All Nonfiction Bullying Books Academic Author Interviews Celebrity interviews College Articles College Essays Educator of the Year Heroes Interviews Memoir Personal Experience Sports Travel & CultureAll Opinions Bullying Current Events / Politics Discrimination Drugs / Alcohol / Smoking Entertainment / Celebrities Environment Love / Relationships Movies / Music / TV Pop Culture / Trends School / College Social Issues / Civics Spirituality / Religion Sports / Hobbies
- Summer Guide
- College Guide
- Author Interviews
- Celebrity interviews
- College Articles
- College Essays
- Educator of the Year
- Personal Experience
- Travel & Culture
- Current Events / Politics
- Drugs / Alcohol / Smoking
- Entertainment / Celebrities
- Love / Relationships
- Movies / Music / TV
- Pop Culture / Trends
- School / College
- Social Issues / Civics
- Spirituality / Religion
- Sports / Hobbies
- Community Service
- Letters to the Editor
- Pride & Prejudice
- What Matters
I know I have to, I can feel it deep down inside of me. I don’t want to give in and give up but I know that I have to soon. Sooner is better than later.
It’s following me, and I can’t take the pressure anymore, I have to give in and tell someone. Everywhere I turn it’s always there, in my room, at school, even in church where I feel closest to God. I can’t look it in the eye because I know of the consequences that I will have to face. The consequences that will eat me alive until I tell someone.
No one else knows of this but me, the dreadful deed that has been done; the deed that I regret. The deed that I will never speak about to anyone close to me, no matter what the situation is. I try so hard to put this dreadful memory in the back of my mind where I hope that it will never affect me again. But whenever I try, it never works; it always ends up crossing my mind over and over again.
I feel the need to tell someone, but someone that I don’t know, someone different and new. Someone else.
So I gaze across the city in need to find someone worthy of telling. Someone who will understand the thing that is following me everywhere I go. I keep searching for this commendable person. Then, I come across a homeless person in the park, who appears to have nothing. I know what it’s like to not have anything and to feel unwanted, so this is my worthy person. I will tell him.
I walk at a slow pace towards him until he notices me, then I pick up my pace.
“Hello,” I say to my commendable person.
“Are you here to single out me, like everyone else in my life,” he replies.
I’m shocked at his reply towards my friendly hello.
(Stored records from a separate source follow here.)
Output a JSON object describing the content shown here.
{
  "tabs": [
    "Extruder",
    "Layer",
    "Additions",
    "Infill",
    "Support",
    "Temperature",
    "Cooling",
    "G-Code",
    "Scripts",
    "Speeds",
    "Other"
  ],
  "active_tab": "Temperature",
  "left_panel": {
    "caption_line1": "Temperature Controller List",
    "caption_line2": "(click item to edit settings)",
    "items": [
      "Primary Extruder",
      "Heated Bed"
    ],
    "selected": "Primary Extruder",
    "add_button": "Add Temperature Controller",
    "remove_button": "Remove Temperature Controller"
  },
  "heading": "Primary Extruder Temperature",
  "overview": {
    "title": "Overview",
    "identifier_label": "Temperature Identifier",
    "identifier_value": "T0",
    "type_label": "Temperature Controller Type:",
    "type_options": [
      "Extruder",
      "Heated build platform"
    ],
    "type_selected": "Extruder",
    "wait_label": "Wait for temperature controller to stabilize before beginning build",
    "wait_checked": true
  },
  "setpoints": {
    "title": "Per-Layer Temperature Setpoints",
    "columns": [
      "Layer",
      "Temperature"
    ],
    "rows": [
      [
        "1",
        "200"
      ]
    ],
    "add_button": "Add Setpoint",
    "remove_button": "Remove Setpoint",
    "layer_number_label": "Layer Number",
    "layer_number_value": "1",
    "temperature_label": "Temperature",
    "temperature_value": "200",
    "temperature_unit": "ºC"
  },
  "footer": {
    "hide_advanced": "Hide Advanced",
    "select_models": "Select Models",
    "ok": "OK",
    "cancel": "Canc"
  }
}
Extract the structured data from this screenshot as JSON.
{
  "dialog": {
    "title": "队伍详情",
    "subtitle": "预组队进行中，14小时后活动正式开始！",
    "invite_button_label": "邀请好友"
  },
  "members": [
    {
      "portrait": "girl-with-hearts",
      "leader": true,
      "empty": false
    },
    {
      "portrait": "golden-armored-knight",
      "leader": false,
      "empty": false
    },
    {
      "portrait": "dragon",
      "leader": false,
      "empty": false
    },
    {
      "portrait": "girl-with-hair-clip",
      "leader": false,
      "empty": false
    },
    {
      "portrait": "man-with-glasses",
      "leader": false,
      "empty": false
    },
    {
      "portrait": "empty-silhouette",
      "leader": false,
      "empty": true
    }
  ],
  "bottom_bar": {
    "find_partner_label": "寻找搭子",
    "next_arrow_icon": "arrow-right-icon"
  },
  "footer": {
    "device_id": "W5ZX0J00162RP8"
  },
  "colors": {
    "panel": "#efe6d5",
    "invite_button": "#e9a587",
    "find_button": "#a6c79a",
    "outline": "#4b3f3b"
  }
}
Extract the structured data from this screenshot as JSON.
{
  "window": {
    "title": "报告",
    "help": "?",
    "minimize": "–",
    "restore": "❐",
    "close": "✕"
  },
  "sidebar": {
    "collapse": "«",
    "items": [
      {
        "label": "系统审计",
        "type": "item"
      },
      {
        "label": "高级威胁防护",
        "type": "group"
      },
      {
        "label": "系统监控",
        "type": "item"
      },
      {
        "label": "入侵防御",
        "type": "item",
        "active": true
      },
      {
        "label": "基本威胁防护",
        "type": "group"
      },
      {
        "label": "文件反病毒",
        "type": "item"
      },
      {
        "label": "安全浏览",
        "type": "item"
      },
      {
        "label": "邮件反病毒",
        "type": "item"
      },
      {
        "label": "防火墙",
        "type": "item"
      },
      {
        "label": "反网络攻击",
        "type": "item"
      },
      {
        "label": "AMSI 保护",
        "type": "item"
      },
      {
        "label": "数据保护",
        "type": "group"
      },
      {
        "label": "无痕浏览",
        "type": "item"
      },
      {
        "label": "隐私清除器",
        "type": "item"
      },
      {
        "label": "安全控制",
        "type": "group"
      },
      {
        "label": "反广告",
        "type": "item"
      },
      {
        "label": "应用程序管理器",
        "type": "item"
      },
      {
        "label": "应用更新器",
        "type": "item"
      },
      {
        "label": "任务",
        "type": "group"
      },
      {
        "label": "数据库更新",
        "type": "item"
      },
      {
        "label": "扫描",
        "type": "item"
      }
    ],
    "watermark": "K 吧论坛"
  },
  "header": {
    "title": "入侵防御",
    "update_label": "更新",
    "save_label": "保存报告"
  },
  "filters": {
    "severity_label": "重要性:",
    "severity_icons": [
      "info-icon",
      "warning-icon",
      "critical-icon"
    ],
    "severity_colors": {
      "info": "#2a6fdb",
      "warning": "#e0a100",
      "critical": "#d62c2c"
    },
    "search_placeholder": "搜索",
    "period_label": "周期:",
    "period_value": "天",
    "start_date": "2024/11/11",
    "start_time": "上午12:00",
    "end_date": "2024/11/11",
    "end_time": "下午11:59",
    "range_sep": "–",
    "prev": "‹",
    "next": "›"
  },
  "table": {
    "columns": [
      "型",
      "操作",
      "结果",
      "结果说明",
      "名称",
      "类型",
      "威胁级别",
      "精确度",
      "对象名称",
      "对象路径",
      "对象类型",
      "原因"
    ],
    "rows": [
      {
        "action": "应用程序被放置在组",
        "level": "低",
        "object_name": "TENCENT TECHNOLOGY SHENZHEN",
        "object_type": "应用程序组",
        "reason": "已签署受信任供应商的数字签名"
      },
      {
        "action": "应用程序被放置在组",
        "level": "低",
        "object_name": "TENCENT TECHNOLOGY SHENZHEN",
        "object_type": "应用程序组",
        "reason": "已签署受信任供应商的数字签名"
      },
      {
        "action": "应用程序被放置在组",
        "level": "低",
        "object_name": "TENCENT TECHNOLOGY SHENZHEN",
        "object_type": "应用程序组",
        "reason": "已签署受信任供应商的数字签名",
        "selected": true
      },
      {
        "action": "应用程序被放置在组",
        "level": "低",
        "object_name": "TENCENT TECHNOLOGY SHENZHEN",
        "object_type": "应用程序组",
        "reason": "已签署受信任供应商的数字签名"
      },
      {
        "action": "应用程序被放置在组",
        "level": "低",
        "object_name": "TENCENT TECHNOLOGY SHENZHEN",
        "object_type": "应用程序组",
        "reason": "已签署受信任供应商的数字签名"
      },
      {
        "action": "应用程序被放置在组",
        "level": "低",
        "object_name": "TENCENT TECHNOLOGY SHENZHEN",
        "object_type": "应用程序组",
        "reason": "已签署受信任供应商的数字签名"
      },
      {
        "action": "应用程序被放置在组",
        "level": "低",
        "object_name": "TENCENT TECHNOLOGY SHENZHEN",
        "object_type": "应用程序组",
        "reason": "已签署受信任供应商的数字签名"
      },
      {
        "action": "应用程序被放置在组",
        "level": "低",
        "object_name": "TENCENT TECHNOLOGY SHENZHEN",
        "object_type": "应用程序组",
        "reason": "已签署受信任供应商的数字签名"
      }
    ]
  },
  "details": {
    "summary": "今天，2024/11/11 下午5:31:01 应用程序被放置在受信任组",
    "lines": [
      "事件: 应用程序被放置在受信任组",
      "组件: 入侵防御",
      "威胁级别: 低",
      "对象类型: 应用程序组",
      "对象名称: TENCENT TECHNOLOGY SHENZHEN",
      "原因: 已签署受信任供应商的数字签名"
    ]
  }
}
But, I know that he must’ve been hurt before by someone whom he dearly loved, otherwise he would’ve been more open.
“Can I trust you with something that I can’t trust any other person with,” I ask.
He replies, “Sure, but why are you trusting me instead of one of your friends?”
“Because they wouldn’t understand my situation and the pain that I’m going through,” I say. I receive a nod from the homeless man. So I begin to explain.
“And now this thing is following me everywhere; it’s eating me alive. I know what it is but if I say it out loud then I feel that it will bother me more than it has,” I say to him.
“Then I shall say it instead, it’s guilt. Guilt is following you everywhere and is haunting you. It might go away, but then again it might not. Since you’ve told me it should fade away and not bother you, but if it continues to bother you than you will need to tell another person,” the wise homeless man responds.
“I never knew someone like you was so intelligent and wise. Thank you, and please don’t speak of this situation that I had to face; I think I’m going to tell her today,” I say.
“You’re welcome new friend. And it is a good idea to go and tell her,” the man says.
We exchanged goodbyes and off I went. I begin to walk towards her house to tell her of the dreadful deed. I have to tell her; it’s now or never. Then I finally reach her house as I ponder the thoughts in my mind. When I speak of this deed I fear for my life, but I have to tell her. I knock on the door to her house and then I she her. She looks worried for me, but she shouldn’t be. I can tell that she knows that I’ve been crying.
“I did it, I’m so sorry. I killed your mother, but it was an accident. I was helping my mother in the pharmacy and I gave your mother the wrong prescription. I haven’t told my mother yet because I felt the need to tell you first. If you hate me then I completely understand. I even felt so bad that I tried committing suicide but I couldn’t go through with it,” I spoke to her.
“It was a mistake and mistake happen; this just happened to be a big mistake that occurred in our lives. My mother would’ve forgiven you because you didn’t know, so I shall forgive you just like she would’ve,” she says to me.
“Thank you, it was my fault. The guilt is getting to me too, but I hope it will go away since I told you,” I say. Then she gives me the biggest hug ever as tears begin to fall down both of our faces. The tears feel like raindrops falling down my face. So I leave her because I can’t take this anymore. This Guilt.